Last week as we crossed the 200,000 death total in the US we crossed the 6 month anniversary of "15 days to slow the spread" of the Coronavirus. From the outset I have cautioned us from using Hindsight Bias to question decisions made at the time. We've certainly learned
The most often asked question during my client and advisor presentations the past four months has been "why is the stock market rallying so much with so many people out of work?" Ignoring the long-term impact on economic growth due to the ballooning debt obligations, the CARES Act has played
As we start the 20th week of the Coronavirus panic in the U.S. in many ways it feels like we haven't made much progress. Cases are spiking in two heavily populated states, schools are trying to determine what they should do with their students, Congress is arguing over what
Our brains are programmed to only factor in events we've either experienced or have studied. There's nothing wrong with that, but it's something we all need to understand as we deal with something NOBODY has experienced.

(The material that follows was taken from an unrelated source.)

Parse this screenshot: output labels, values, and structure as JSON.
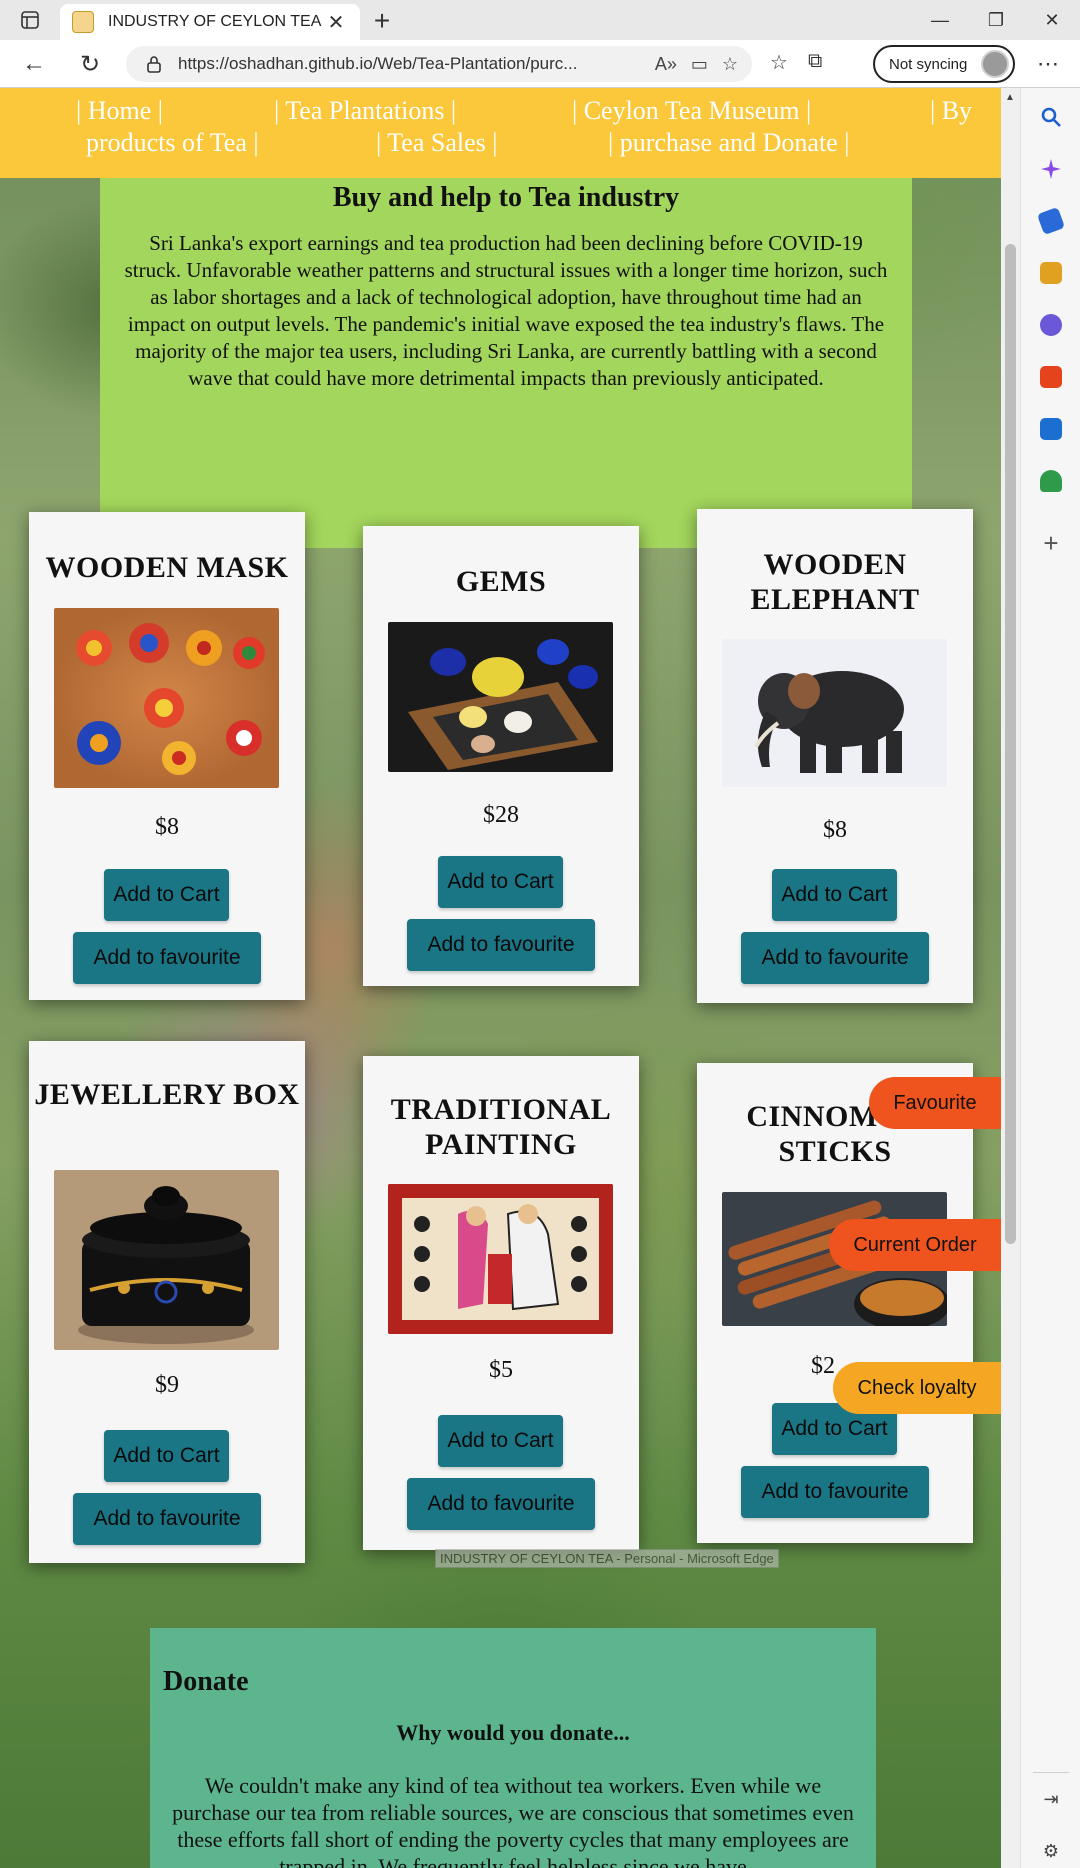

Despite the best efforts of stock market "experts," we also have never seen anything
$741,198 spent for every 1 job added.
Assuming those jobs paid the average hourly wage of $25.69 and each worker worked the average 34.5 hours per week, the average annual income would by $46,088.
Not counting interest payments on the debt used to generate